No snow, no ice, just dazzling waters and white sand. That's what awaits those who visit Gulf Islands National Seashore during the winter months.
In an effort to entice snowbirds, officials of the seashore that stretches 160 miles along the Gulf Coasts of Mississippi and Florida put out the following release:
Located in the northern Gulf of Mexico, Gulf Islands National Seashore is a wonderful place to visit during the winter months. It is the nation's largest national seashore and stretches 160 miles from Cat Island, Mississippi east to Okaloosa near Fort Walton, Florida. More than 80 percent of the park is submerged lands teeming with marine life.
There are sparkling blue waters and magnificent white sand beaches along the Gulf of Mexico along with fertile coastal marshes, and beautiful winding nature trails. Live oak forests are home to resident and migrating bird populations. The offshore islands and mainland sites attract thousands of visitors who enjoy swimming, beach combing, camping, boating, hiking, wildlife watching, and visiting historic fortifications.
In the Mississippi District in addition to Ship and Cat Islands, there are two wilderness islands, Horn and Petit Bois, which are accessible by private boat or by NPS licensed boat captains. Although the islands are located from 6 to 12 miles offshore, some visitors even kayak from the mainland. However, if long-distance boating is not an option, visitors may enjoy camping in the 51-site first-come, first-served Davis Bayou Campground nestled in the woods near the Davis Bayou in Ocean Springs.
Hiking, cycling, fishing, and birding are a few outdoor winter activities. Visitors are invited to stop by the newly refurbished William M. Colmer Visitor Center for orientation and information about the natural and cultural history of the area and to watch the new high definition film, "Stories of Survival." Ranger-led programs are generally presented on Sunday afternoons.
In the Florida District, the Seashore contains one of the most complete collections of publicly accessible structures relating to the evolution of seacoast defense in the United States. It represents a continuum of development from Spanish exploration and colonization through World War II. The forts of Gulf Islands National Seashore span almost 150 years, from the Spanish colonial Bateria De San Antonio (1797) to the World War Two-era Battery 234. This reflects the historic value of the anchorages at Pensacola Bay, Florida.
Most striking among these are the American Third System forts: Fort Pickens, Fort Barrancas, and the Advanced Redoubt, all of which saw action during the Civil War. Ranger-led tours of Fort Pickens and Fort Barrancas are given daily at 2 p.m. and at 10 a.m. on Saturday's at the Advanced Redoubt.

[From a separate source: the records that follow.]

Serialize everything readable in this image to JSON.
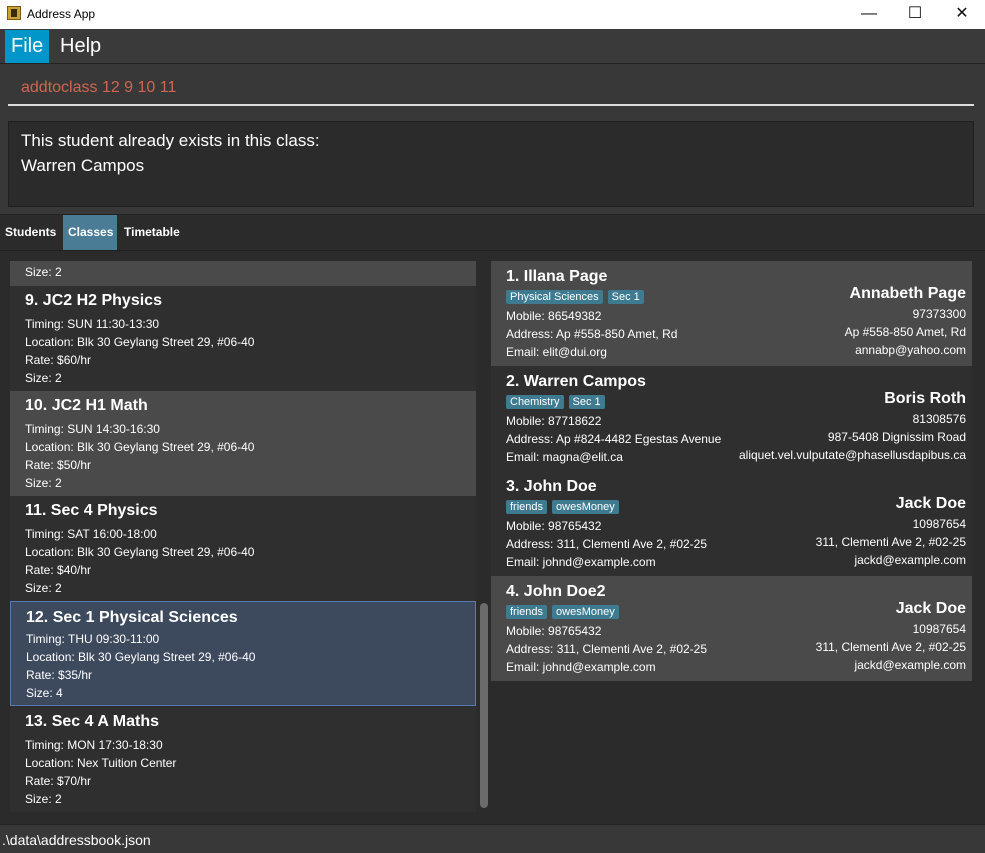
{
  "window": {
    "title": "Address App",
    "minimize": "—",
    "maximize": "☐",
    "close": "✕"
  },
  "menu": {
    "file": "File",
    "help": "Help"
  },
  "command": {
    "value": "addtoclass 12 9 10 11"
  },
  "result": {
    "line1": "This student already exists in this class:",
    "line2": "Warren Campos"
  },
  "tabs": [
    "Students",
    "Classes",
    "Timetable"
  ],
  "partial_class": {
    "size": "Size: 2"
  },
  "classes": [
    {
      "name": "9.  JC2 H2 Physics",
      "timing": "Timing: SUN 11:30-13:30",
      "location": "Location: Blk 30 Geylang Street 29, #06-40",
      "rate": "Rate: $60/hr",
      "size": "Size: 2"
    },
    {
      "name": "10.  JC2 H1 Math",
      "timing": "Timing: SUN 14:30-16:30",
      "location": "Location: Blk 30 Geylang Street 29, #06-40",
      "rate": "Rate: $50/hr",
      "size": "Size: 2"
    },
    {
      "name": "11.  Sec 4 Physics",
      "timing": "Timing: SAT 16:00-18:00",
      "location": "Location: Blk 30 Geylang Street 29, #06-40",
      "rate": "Rate: $40/hr",
      "size": "Size: 2"
    },
    {
      "name": "12.  Sec 1 Physical Sciences",
      "timing": "Timing: THU 09:30-11:00",
      "location": "Location: Blk 30 Geylang Street 29, #06-40",
      "rate": "Rate: $35/hr",
      "size": "Size: 4"
    },
    {
      "name": "13.  Sec 4 A Maths",
      "timing": "Timing: MON 17:30-18:30",
      "location": "Location: Nex Tuition Center",
      "rate": "Rate: $70/hr",
      "size": "Size: 2"
    }
  ],
  "students": [
    {
      "name": "1.  Illana Page",
      "tags": [
        "Physical Sciences",
        "Sec 1"
      ],
      "mobile": "Mobile: 86549382",
      "address": "Address: Ap #558-850 Amet, Rd",
      "email": "Email: elit@dui.org",
      "parent": {
        "name": "Annabeth Page",
        "phone": "97373300",
        "address": "Ap #558-850 Amet, Rd",
        "email": "annabp@yahoo.com"
      }
    },
    {
      "name": "2.  Warren Campos",
      "tags": [
        "Chemistry",
        "Sec 1"
      ],
      "mobile": "Mobile: 87718622",
      "address": "Address: Ap #824-4482 Egestas Avenue",
      "email": "Email: magna@elit.ca",
      "parent": {
        "name": "Boris Roth",
        "phone": "81308576",
        "address": "987-5408 Dignissim Road",
        "email": "aliquet.vel.vulputate@phasellusdapibus.ca"
      }
    },
    {
      "name": "3.  John Doe",
      "tags": [
        "friends",
        "owesMoney"
      ],
      "mobile": "Mobile: 98765432",
      "address": "Address: 311, Clementi Ave 2, #02-25",
      "email": "Email: johnd@example.com",
      "parent": {
        "name": "Jack Doe",
        "phone": "10987654",
        "address": "311, Clementi Ave 2, #02-25",
        "email": "jackd@example.com"
      }
    },
    {
      "name": "4.  John Doe2",
      "tags": [
        "friends",
        "owesMoney"
      ],
      "mobile": "Mobile: 98765432",
      "address": "Address: 311, Clementi Ave 2, #02-25",
      "email": "Email: johnd@example.com",
      "parent": {
        "name": "Jack Doe",
        "phone": "10987654",
        "address": "311, Clementi Ave 2, #02-25",
        "email": "jackd@example.com"
      }
    }
  ],
  "status": {
    "path": ".\\data\\addressbook.json"
  },
  "colors": {
    "accent": "#0096c9",
    "command_text": "#d06651",
    "tag": "#3e7b91",
    "selected_tab": "#4a7d95"
  }
}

A special Candlelight Tour of Fort Barrancas is scheduled for January 7, 2012, to commemorate the Seashore's 41st anniversary.
In addition to the historic fortifications, other facilities include the picnic pavilions, boardwalk, fishing pier, visitor centers, 200-site campground, group campsites, trails, bike paths, plus miles and miles of accessible white-sandy beaches. For information and reservations for the Fort Pickens Campground on Santa Rosa Island near Pensacola Beach call "Reserve America" at 1-877-444-6777.
A variety of entrances passes can be used at the entrance gates at Perdido Key area, Fort Pickens area, and Fort Pickens Campground. The $80 annual America-the Beautiful permits a per vehicle free admittance; $10 life-time Interagency Senior Pass permits a per vehicle free admittance and half price on camping; Interagency Access Pass is free for U.S. citizens or permanent residents with permanent disabilities.
Documentation is required to obtain the pass but allows free entrance for the holder and persons in vehicle and half price on camping. The $25 Gulf Islands NS pass allows free entrance and the $30 Night Owl pass allows free entrance after hours. All areas are closed at sunset.